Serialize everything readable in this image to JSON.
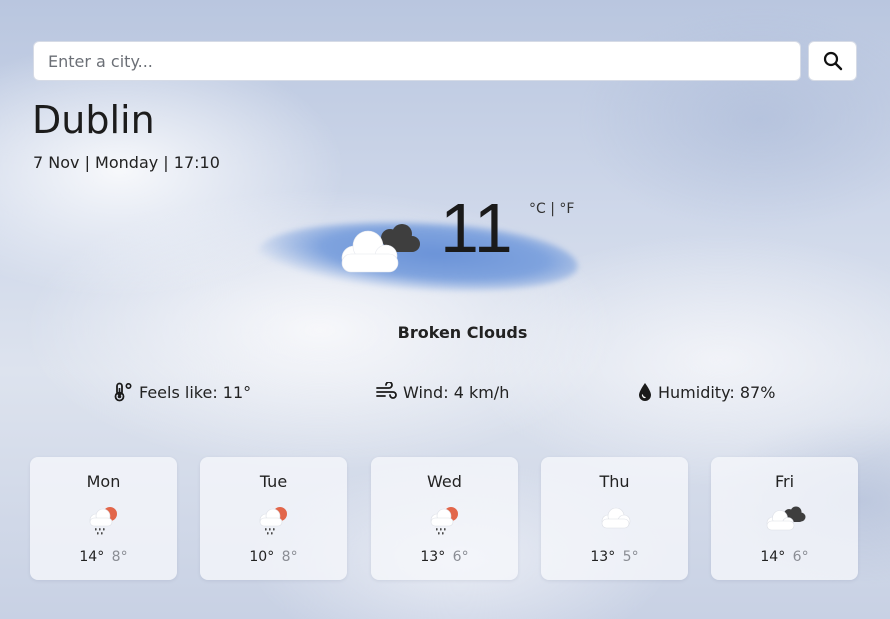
{
  "search": {
    "placeholder": "Enter a city...",
    "button_icon": "search-icon"
  },
  "location": {
    "city": "Dublin",
    "datetime": "7 Nov | Monday | 17:10"
  },
  "current": {
    "temperature": "11",
    "unit_celsius": "°C",
    "unit_separator": "|",
    "unit_fahrenheit": "°F",
    "icon": "broken-clouds-icon",
    "condition": "Broken Clouds"
  },
  "stats": {
    "feels_like": {
      "icon": "thermometer-icon",
      "text": "Feels like: 11°"
    },
    "wind": {
      "icon": "wind-icon",
      "text": "Wind: 4 km/h"
    },
    "humidity": {
      "icon": "droplet-icon",
      "text": "Humidity: 87%"
    }
  },
  "forecast": [
    {
      "day": "Mon",
      "icon": "rain-sun-icon",
      "high": "14°",
      "low": "8°"
    },
    {
      "day": "Tue",
      "icon": "rain-sun-icon",
      "high": "10°",
      "low": "8°"
    },
    {
      "day": "Wed",
      "icon": "rain-sun-icon",
      "high": "13°",
      "low": "6°"
    },
    {
      "day": "Thu",
      "icon": "cloud-icon",
      "high": "13°",
      "low": "5°"
    },
    {
      "day": "Fri",
      "icon": "broken-clouds-icon",
      "high": "14°",
      "low": "6°"
    }
  ],
  "colors": {
    "sun_orange": "#e2664a",
    "cloud_light": "#ffffff",
    "cloud_dark": "#3b3b3b",
    "rain": "#4a4a4a"
  }
}
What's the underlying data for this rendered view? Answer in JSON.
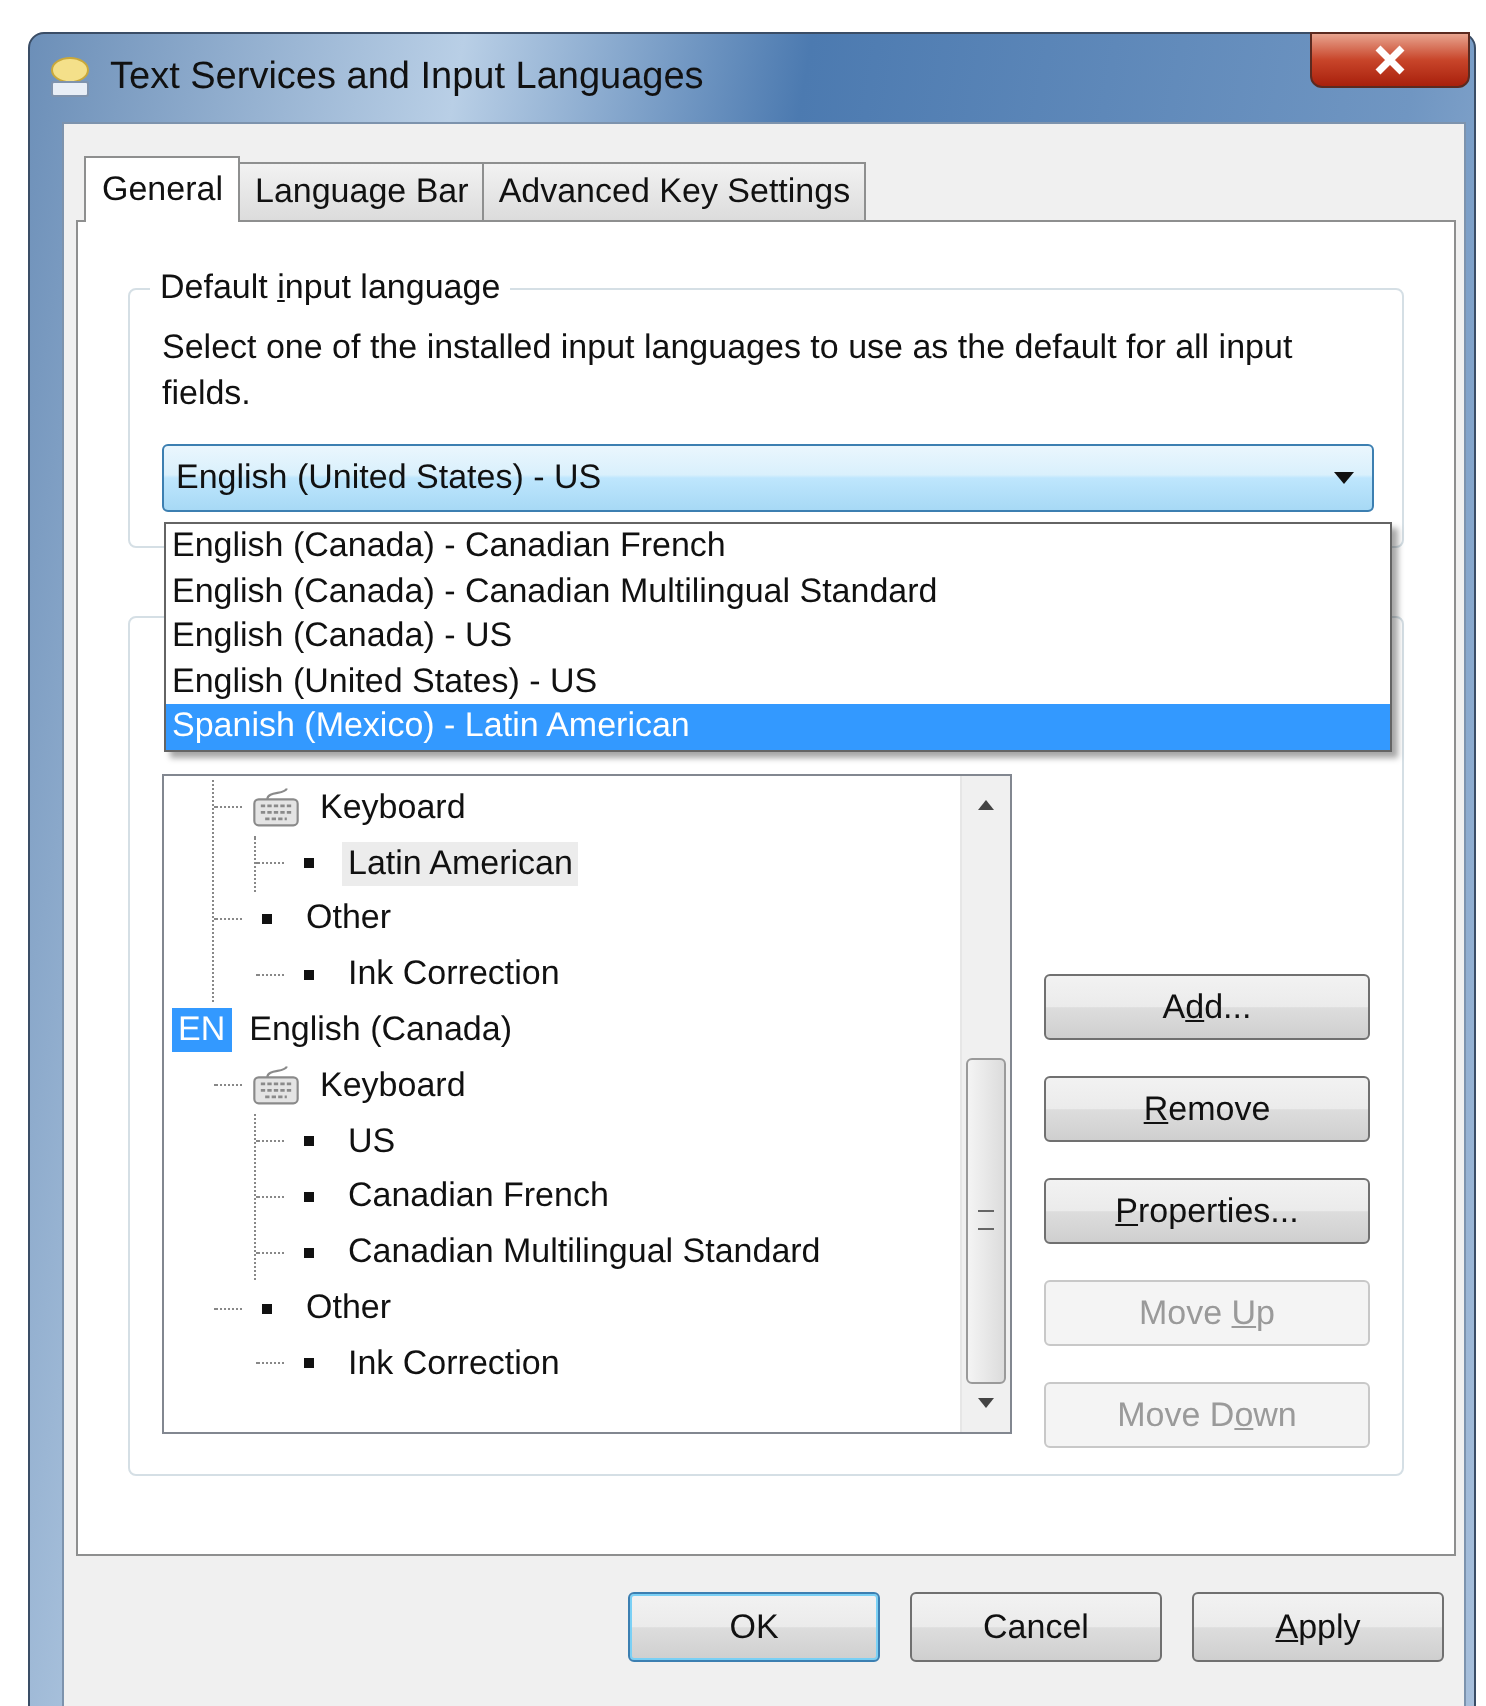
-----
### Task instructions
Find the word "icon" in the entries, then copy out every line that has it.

### Response to this exercise
    "button_icon": "search-icon"
    "icon": "broken-clouds-icon",
      "icon": "thermometer-icon",
      "icon": "wind-icon",
      "icon": "droplet-icon",
      "icon": "rain-sun-icon",
      "icon": "rain-sun-icon",
      "icon": "rain-sun-icon",
      "icon": "cloud-icon",
      "icon": "broken-clouds-icon",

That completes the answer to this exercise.